I have to admit that I like Pelagius. Hey, he was a Briton. I differ with the man on a number of fronts as well. Like the rest of his generation he held to baptism as a passage of grace. He was ascetic in his personal spiritual exercises but probably accepted those that weren't. He believed that pieties could be lived that were not required. But I agree with Pelagius where most disagree with him.
His popular reputation as a heretic is primarily on two fronts, (1) his denial of original sin (which I, with him, deny) producing a lack of necessity for infant baptism and (2) his belief in the possibility of holiness (which I also aver). He did support infant baptism but for very different reasons.
Why would I suggest that the arch heretic of Augustine's wrath should be considered on those very points that give the orthodox fits? I grew up in a home that centered itself on the Word of God and on the practical handling of that Word. My parents did not hold anything because the historic church told them it was decided thus. My father has taught for many years that Romans 7 was St. Paul recounting his life as an unbeliever. This challenged a proof text of those who wished to have it describe the necessary sinfulness of the believer. Interestingly, if you read Jacob Arminius on Romans 7, he says the same. More to our topic, if you read Pelagius' commentary of Romans (Oxford University Press) he also makes the same suggestion. For you followers of tradition, it is the faith of my fathers and I come by my Pelagianism tribally. Actually, I too find this an irresistible force in the Scriptures. Reading Pelagius one finds a mind traveling along rational paths with the Word of God as his guide while with Augustine you feel like you are in a vortex of allegory and still tainted by his rejected Manichee gnosis. Pelagius is more modern.
The notion that Pelagius believed that man could be sinless without conversion (which I don't hold) stemmed from his view of the distinction of ability, volition, and actuality. Summed up it is more like man could but wouldn't and didn't. Pelegius' disciples like Coelestius ramped up that claim to the extent that Pelagius denied that teaching explicitly at the Synod of Lydda (415)
" I say again, that these opinions, even according to their own testimony, are not mine; nor for them, as I have already said, ought I to be held responsible. The opinions which I have confessed to be my own, I maintain are sound; those, however, which I have said are not my own, I reject according to the judgment of this holy synod, pronouncing anathema on every man who opposes and gainsays the doctrines of the Holy Catholic Church."
Pelagius states his position to the same Synod with these words.

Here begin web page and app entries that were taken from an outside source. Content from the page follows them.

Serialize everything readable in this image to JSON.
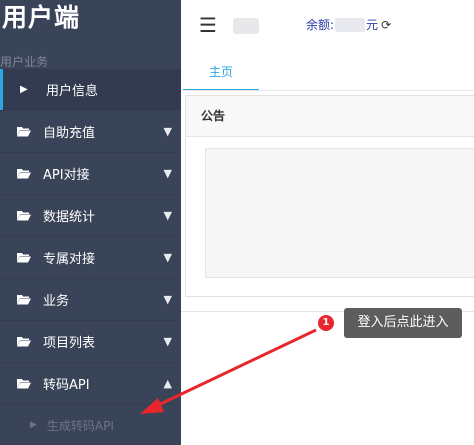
{
  "app": {
    "title": "用户端"
  },
  "sidebar": {
    "section_title": "用户业务",
    "items": [
      {
        "label": "用户信息",
        "icon": "caret-right-icon",
        "active": true
      },
      {
        "label": "自助充值",
        "icon": "folder-open-icon"
      },
      {
        "label": "API对接",
        "icon": "folder-open-icon"
      },
      {
        "label": "数据统计",
        "icon": "folder-open-icon"
      },
      {
        "label": "专属对接",
        "icon": "folder-open-icon"
      },
      {
        "label": "业务",
        "icon": "folder-open-icon"
      },
      {
        "label": "项目列表",
        "icon": "folder-open-icon"
      },
      {
        "label": "转码API",
        "icon": "folder-open-icon",
        "expanded": true
      }
    ],
    "submenu": {
      "label": "生成转码API"
    }
  },
  "header": {
    "menu_icon": "hamburger-icon",
    "balance_prefix": "余额:",
    "balance_suffix": "元",
    "refresh_icon": "refresh-icon"
  },
  "tabs": [
    {
      "label": "主页",
      "active": true
    }
  ],
  "panel": {
    "title": "公告",
    "body": ""
  },
  "annotation": {
    "number": "1",
    "text": "登入后点此进入",
    "color": "#e8262c"
  },
  "colors": {
    "sidebar_bg": "#3a4459",
    "accent": "#2aa7e0",
    "link": "#2b3aa8"
  }
}
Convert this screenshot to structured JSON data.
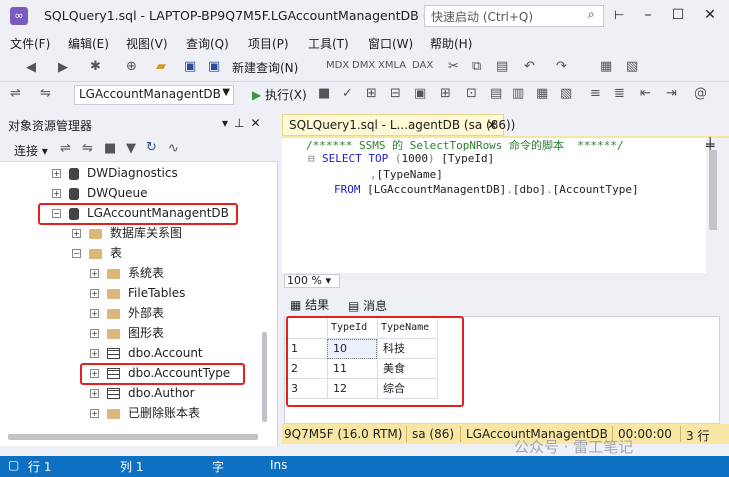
{
  "window": {
    "title": "SQLQuery1.sql - LAPTOP-BP9Q7M5F.LGAccountManagentDB (s...",
    "quick_launch_placeholder": "快速启动 (Ctrl+Q)"
  },
  "menu": [
    "文件(F)",
    "编辑(E)",
    "视图(V)",
    "查询(Q)",
    "项目(P)",
    "工具(T)",
    "窗口(W)",
    "帮助(H)"
  ],
  "toolbar": {
    "new_query_label": "新建查询(N)",
    "database_combo": "LGAccountManagentDB",
    "execute_label": "执行(X)"
  },
  "object_explorer": {
    "title": "对象资源管理器",
    "connect_label": "连接",
    "tree": [
      {
        "label": "DWDiagnostics",
        "kind": "database"
      },
      {
        "label": "DWQueue",
        "kind": "database"
      },
      {
        "label": "LGAccountManagentDB",
        "kind": "database",
        "highlighted": true
      },
      {
        "label": "数据库关系图",
        "kind": "folder"
      },
      {
        "label": "表",
        "kind": "folder"
      },
      {
        "label": "系统表",
        "kind": "folder"
      },
      {
        "label": "FileTables",
        "kind": "folder"
      },
      {
        "label": "外部表",
        "kind": "folder"
      },
      {
        "label": "图形表",
        "kind": "folder"
      },
      {
        "label": "dbo.Account",
        "kind": "table"
      },
      {
        "label": "dbo.AccountType",
        "kind": "table",
        "highlighted": true
      },
      {
        "label": "dbo.Author",
        "kind": "table"
      },
      {
        "label": "已删除账本表",
        "kind": "folder"
      }
    ]
  },
  "editor": {
    "tab_label": "SQLQuery1.sql - L...agentDB (sa (86))",
    "lines": [
      "/****** SSMS 的 SelectTopNRows 命令的脚本  ******/",
      "SELECT TOP (1000) [TypeId]",
      ",[TypeName]",
      "FROM [LGAccountManagentDB].[dbo].[AccountType]"
    ],
    "zoom": "100 %"
  },
  "results": {
    "tab_results": "结果",
    "tab_messages": "消息",
    "columns": [
      "TypeId",
      "TypeName"
    ],
    "rows": [
      {
        "num": "1",
        "TypeId": "10",
        "TypeName": "科技"
      },
      {
        "num": "2",
        "TypeId": "11",
        "TypeName": "美食"
      },
      {
        "num": "3",
        "TypeId": "12",
        "TypeName": "综合"
      }
    ]
  },
  "query_status": {
    "server": "9Q7M5F (16.0 RTM)",
    "user": "sa (86)",
    "database": "LGAccountManagentDB",
    "elapsed": "00:00:00",
    "rows": "3 行"
  },
  "status_bar": {
    "line": "行 1",
    "col": "列 1",
    "char": "字",
    "mode": "Ins"
  },
  "watermark": "公众号 · 雷工笔记",
  "colors": {
    "accent": "#0e70c0",
    "highlight_box": "#e52020",
    "query_status_bg": "#f8e7a4"
  }
}
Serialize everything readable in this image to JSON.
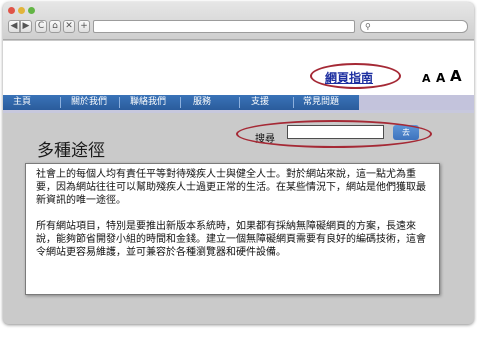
{
  "browser": {
    "url": "",
    "search_placeholder": "",
    "buttons": {
      "back": "◀",
      "forward": "▶",
      "reload": "C",
      "home": "⌂",
      "stop": "✕",
      "new_tab": "+"
    },
    "search_icon": "search-icon"
  },
  "header": {
    "guide_link": "網頁指南",
    "font_sizes": [
      "A",
      "A",
      "A"
    ]
  },
  "menu": {
    "items": [
      "主頁",
      "關於我們",
      "聯絡我們",
      "服務",
      "支援",
      "常見問題"
    ]
  },
  "main": {
    "title": "多種途徑",
    "search": {
      "label": "搜尋",
      "value": "",
      "button_label": "去"
    },
    "paragraphs": [
      "社會上的每個人均有責任平等對待殘疾人士與健全人士。對於網站來說，這一點尤為重要，因為網站往往可以幫助殘疾人士過更正常的生活。在某些情況下，網站是他們獲取最新資訊的唯一途徑。",
      "所有網站項目，特別是要推出新版本系統時，如果都有採納無障礙網頁的方案，長遠來說，能夠節省開發小組的時間和金錢。建立一個無障礙網頁需要有良好的編碼技術，這會令網站更容易維護，並可兼容於各種瀏覽器和硬件設備。"
    ]
  },
  "colors": {
    "menu_blue": "#3a73b8",
    "highlight_ring": "#a52935",
    "link": "#1d2fa0",
    "search_button": "#4a82c8"
  }
}
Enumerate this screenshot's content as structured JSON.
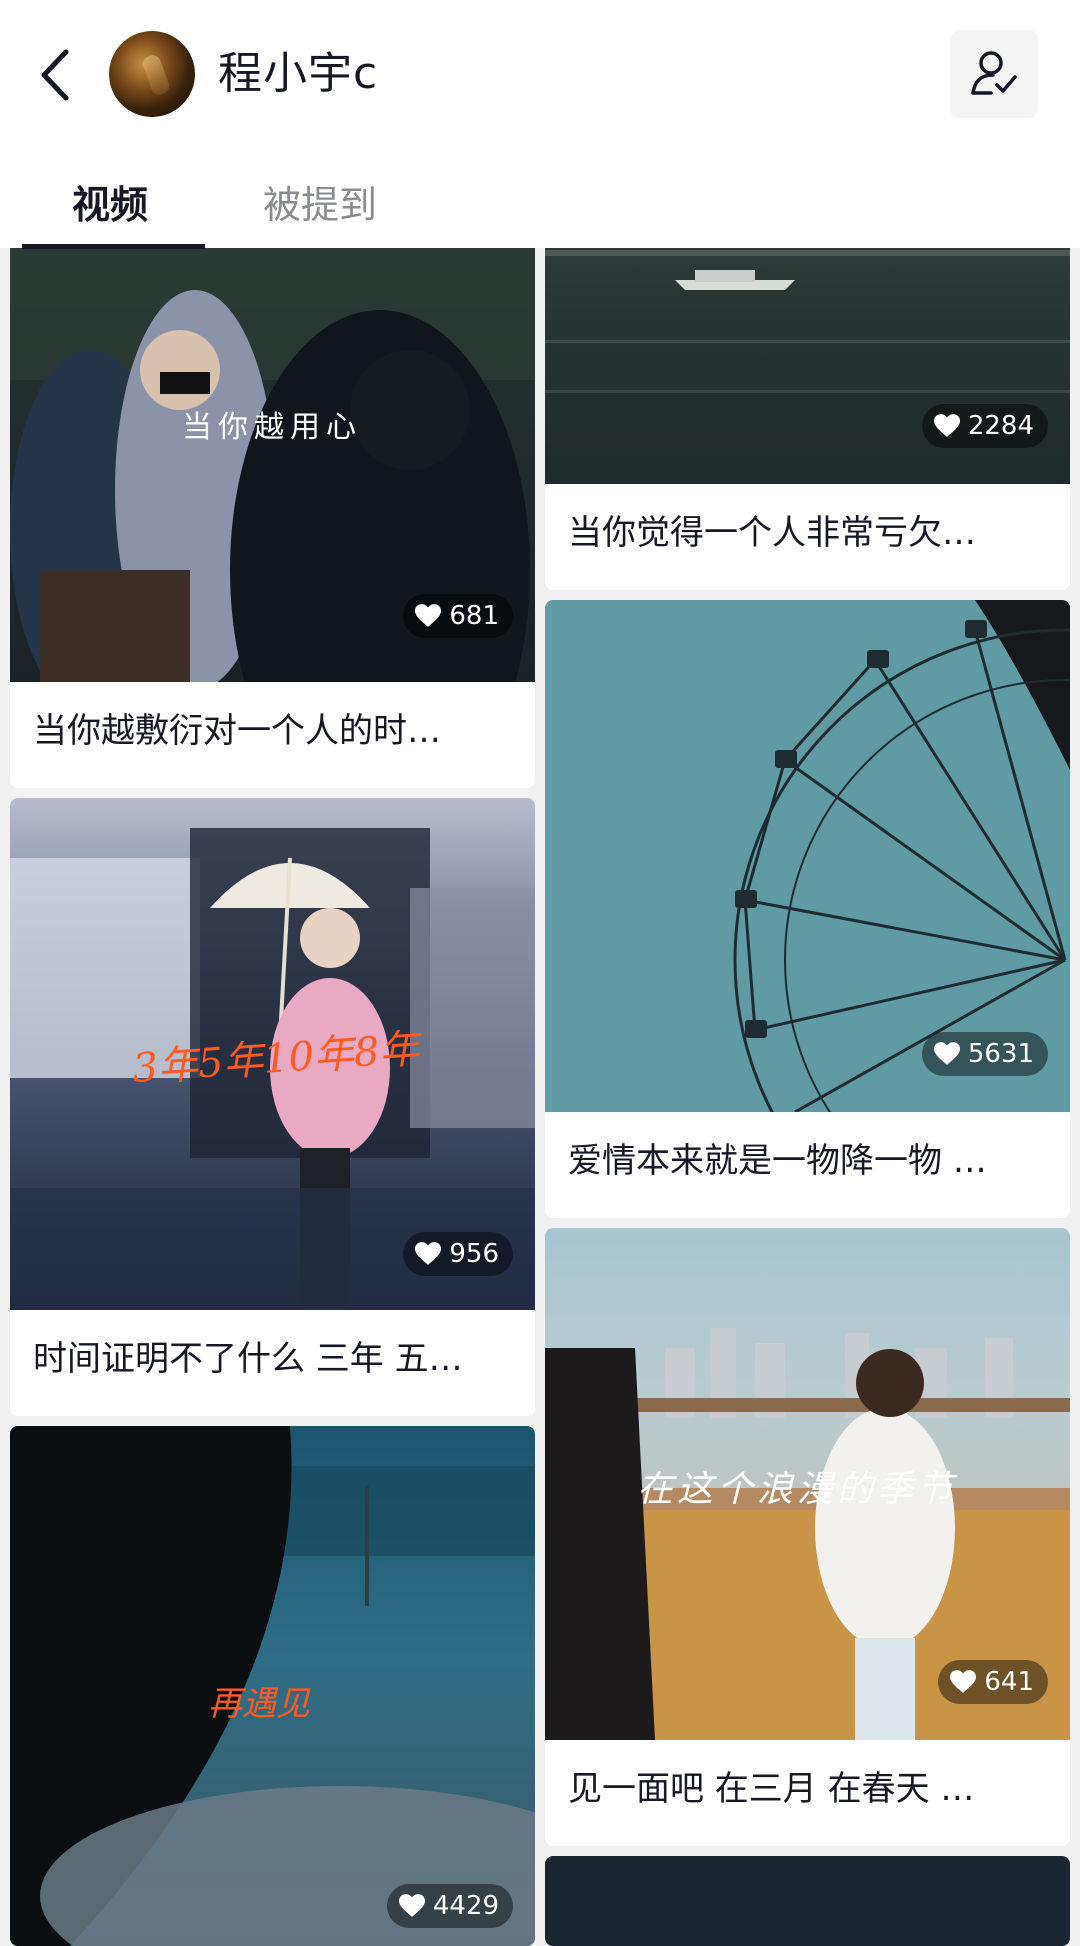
{
  "header": {
    "username": "程小宇c",
    "back_icon": "chevron-left-icon",
    "follow_icon": "user-check-icon"
  },
  "tabs": [
    {
      "label": "视频",
      "active": true
    },
    {
      "label": "被提到",
      "active": false
    }
  ],
  "videos": [
    {
      "caption": "当你越敷衍对一个人的时…",
      "likes": "681",
      "overlay": "当你越用心"
    },
    {
      "caption": "时间证明不了什么 三年 五…",
      "likes": "956",
      "overlay": "3年5年10年8年"
    },
    {
      "caption": "",
      "likes": "4429",
      "overlay": "再遇见"
    },
    {
      "caption": "当你觉得一个人非常亏欠…",
      "likes": "2284",
      "overlay": ""
    },
    {
      "caption": "爱情本来就是一物降一物 …",
      "likes": "5631",
      "overlay": ""
    },
    {
      "caption": "见一面吧 在三月 在春天 …",
      "likes": "641",
      "overlay": "在这个浪漫的季节"
    }
  ],
  "colors": {
    "background": "#f1f1f1",
    "card": "#ffffff",
    "text_primary": "#161823",
    "text_secondary": "#8a8b91",
    "overlay_orange": "#ff5a1f"
  }
}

"But we never said that any man could be found who at no time whatever, from infancy to old age, had committed sin: but that if any person were converted from his sins, he could by his own labour and God's grace be without sin; and yet not even thus would he be incapable of change ever afterwards. As for the other statements which they have made against us, they are not to be found in our books, nor have we at any time said such things."
Those Christians who desire holiness and see such promise in the Holy Scriptures find a common thread in Pelagius.